With human beings, this would be no problem - just train the operator how to load the parts, or else just tell him to put three of the parts in one tote, and three of the parts in another tote.  But the automated system was set up such that one mold worth of parts had to go in a single tote! Re-writing the code to allow parts from a single mold to be split up between two totes turned out to be such a daunting task that none of the automation engineers - who were extremely talented guys, some of whom have since gone on to start their own company - was even willing to touch it.

Still, with the price of robots coming down, and increasingly user-friendly interfaces, it looks like automation will be making its way into more small-to-medium sized manufacturers.

<<  <  Page 2/2


Partner Zone
Latest Analysis
Advertised as the "Most Powerful Tablet Under $100," the Kindle Fire HD 6 was too tempting for the team at iFixit to pass up. Join us to find out if inexpensive means cheap, irreparable, or just down right economical. It's teardown time!
The first photos made with a 3D-printed telescope are here and they're not as fuzzy as you might expect. A team from the University of Sheffield beat NASA to the goal. The photos of the Moon were made with a reflecting telescope that cost the research team 100 to make (about $161 US).
At Medical Design & Manufacturing Midwest, Joe Wascow told Design News how Optimal Design prototyped a machine that captures the wing-beat of a duck.
The increased adoption of wireless technology for mission-critical applications has revved up the global market for dynamic electronic general purpose (GP) test equipment. As the link between cloud networks and devices -- smartphones, tablets, and notebooks -- results in more complex devices under test, the demand for radio frequency test equipment is starting to intensify.
Much of the research on lithium-ion batteries is focused on how to make the batteries charge more quickly and last longer than they currently do, work that would significantly improve the experience of mobile device users, as well EV and hybrid car drivers. Researchers in Singapore have come up with what seems like the best solution so far -- a battery that can recharge itself in mere minutes and has a potential lifespan of 20 years.
More:Blogs|News
Design News Webinar Series
10/7/2014 8:00 a.m. California / 11:00 a.m. New York
9/25/2014 11:00 a.m. California / 2:00 p.m. New York
9/10/2014 11:00 a.m. California / 2:00 p.m. New York
7/23/2014 11:00 a.m. California / 2:00 p.m. New York
Quick Poll
The Continuing Education Center offers engineers an entirely new way to get the education they need to formulate next-generation solutions.
Oct 20 - 24, How to Design & Build an Embedded Web Server: An Embedded TCP/IP Tutorial
SEMESTERS: 1  |  2  |  3  |  4  |  5  |  6

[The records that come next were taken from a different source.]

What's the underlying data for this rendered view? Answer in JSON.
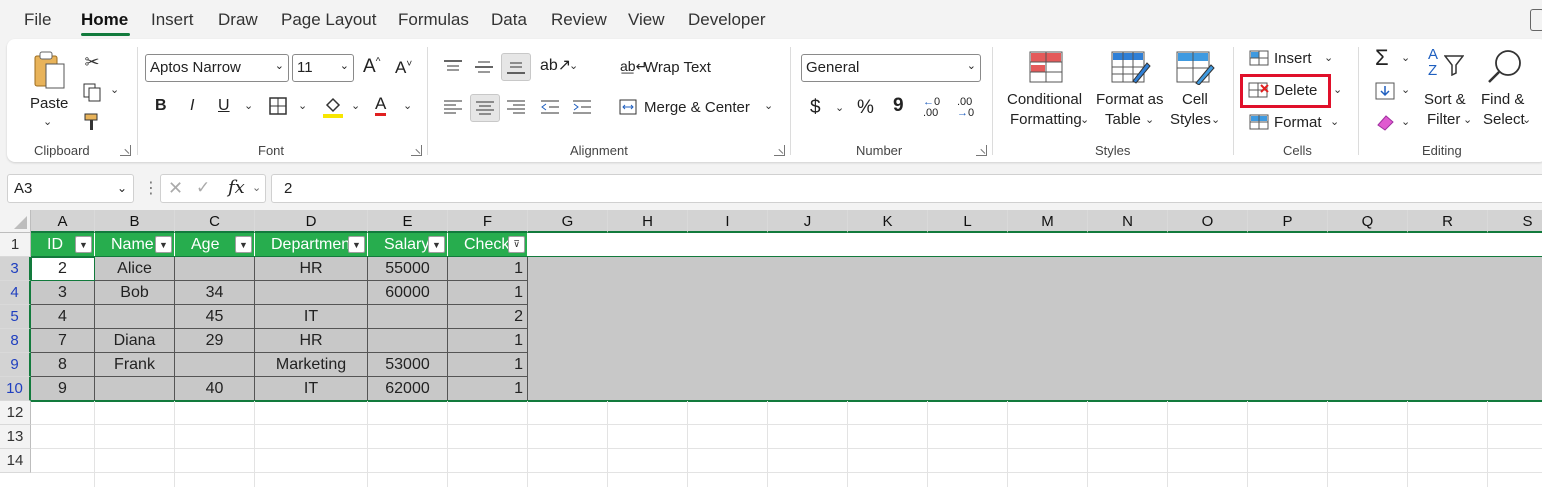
{
  "menu": {
    "tabs": [
      "File",
      "Home",
      "Insert",
      "Draw",
      "Page Layout",
      "Formulas",
      "Data",
      "Review",
      "View",
      "Developer"
    ],
    "active": "Home"
  },
  "ribbon": {
    "clipboard": {
      "paste": "Paste",
      "label": "Clipboard"
    },
    "font": {
      "name": "Aptos Narrow",
      "size": "11",
      "label": "Font",
      "bold": "B",
      "italic": "I",
      "underline": "U",
      "increase": "A^",
      "decrease": "A˅",
      "color": "A"
    },
    "alignment": {
      "wrap": "Wrap Text",
      "merge": "Merge & Center",
      "label": "Alignment"
    },
    "number": {
      "format": "General",
      "currency": "$",
      "percent": "%",
      "comma": "9",
      "label": "Number",
      "inc_decimal": ".00",
      "dec_decimal": ".00"
    },
    "styles": {
      "conditional_1": "Conditional",
      "conditional_2": "Formatting",
      "format_table_1": "Format as",
      "format_table_2": "Table",
      "cell_styles_1": "Cell",
      "cell_styles_2": "Styles",
      "label": "Styles"
    },
    "cells": {
      "insert": "Insert",
      "delete": "Delete",
      "format": "Format",
      "label": "Cells"
    },
    "editing": {
      "sort_1": "Sort &",
      "sort_2": "Filter",
      "find_1": "Find &",
      "find_2": "Select",
      "label": "Editing"
    }
  },
  "formula_bar": {
    "name_box": "A3",
    "fx": "fx",
    "value": "2"
  },
  "sheet": {
    "columns": [
      "A",
      "B",
      "C",
      "D",
      "E",
      "F",
      "G",
      "H",
      "I",
      "J",
      "K",
      "L",
      "M",
      "N",
      "O",
      "P",
      "Q",
      "R",
      "S"
    ],
    "header_row": {
      "row": "1",
      "cells": [
        "ID",
        "Name",
        "Age",
        "Department",
        "Salary",
        "Check"
      ]
    },
    "rows": [
      {
        "row": "3",
        "cells": [
          "2",
          "Alice",
          "",
          "HR",
          "55000",
          "1"
        ]
      },
      {
        "row": "4",
        "cells": [
          "3",
          "Bob",
          "34",
          "",
          "60000",
          "1"
        ]
      },
      {
        "row": "5",
        "cells": [
          "4",
          "",
          "45",
          "IT",
          "",
          "2"
        ]
      },
      {
        "row": "8",
        "cells": [
          "7",
          "Diana",
          "29",
          "HR",
          "",
          "1"
        ]
      },
      {
        "row": "9",
        "cells": [
          "8",
          "Frank",
          "",
          "Marketing",
          "53000",
          "1"
        ]
      },
      {
        "row": "10",
        "cells": [
          "9",
          "",
          "40",
          "IT",
          "62000",
          "1"
        ]
      }
    ],
    "empty_rows": [
      "12",
      "13",
      "14"
    ]
  },
  "colors": {
    "accent": "#127a3c",
    "header_fill": "#27ad4e",
    "selection": "#c8c8c8",
    "highlight": "#e0102a"
  }
}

Focus on Fundamentals consists of 45-minute on-line classes that cover a host of technologies. You learn without leaving the comfort of your desk. All classes are taught by subject-matter experts and all are archived. So if you can't attend live, attend at your convenience.
Next Class: 10/28-10/30 11:00 AM
Sponsored by Stratasys
Next Class: 10/28-10/30 2:00 PM
Sponsored by Gates Corporation
Next Class: 11/11-11/13 2:00 PM
Sponsored by Littelfuse
Learn More   |   Login   |   Archived Classes
Twitter Feed
Design News Twitter Feed
Like Us on Facebook

Sponsored Content

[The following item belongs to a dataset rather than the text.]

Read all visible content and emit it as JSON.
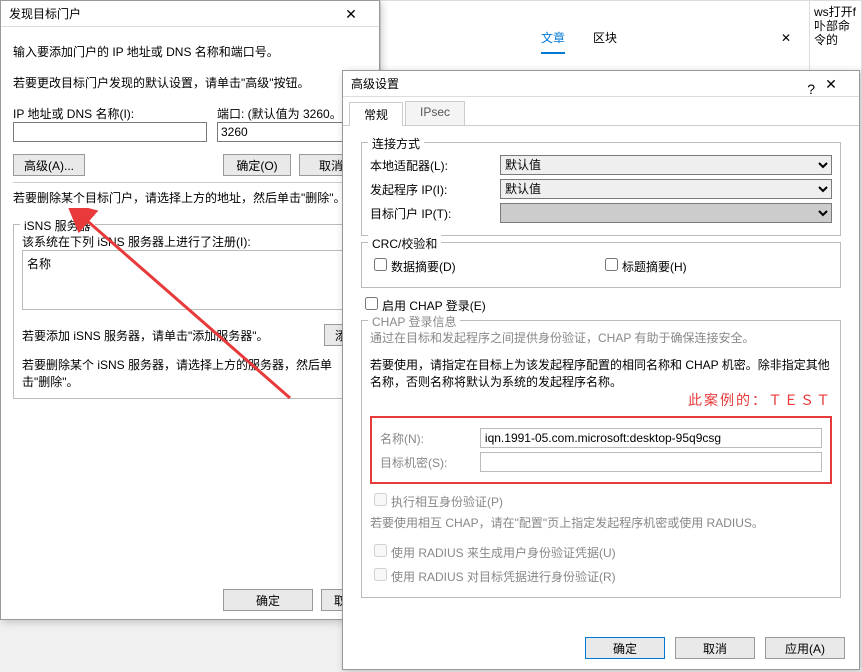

Technology Marketplace

Copyright © 2014 UBM Canon, A UBM company, All rights reserved. Privacy Policy | Terms of Service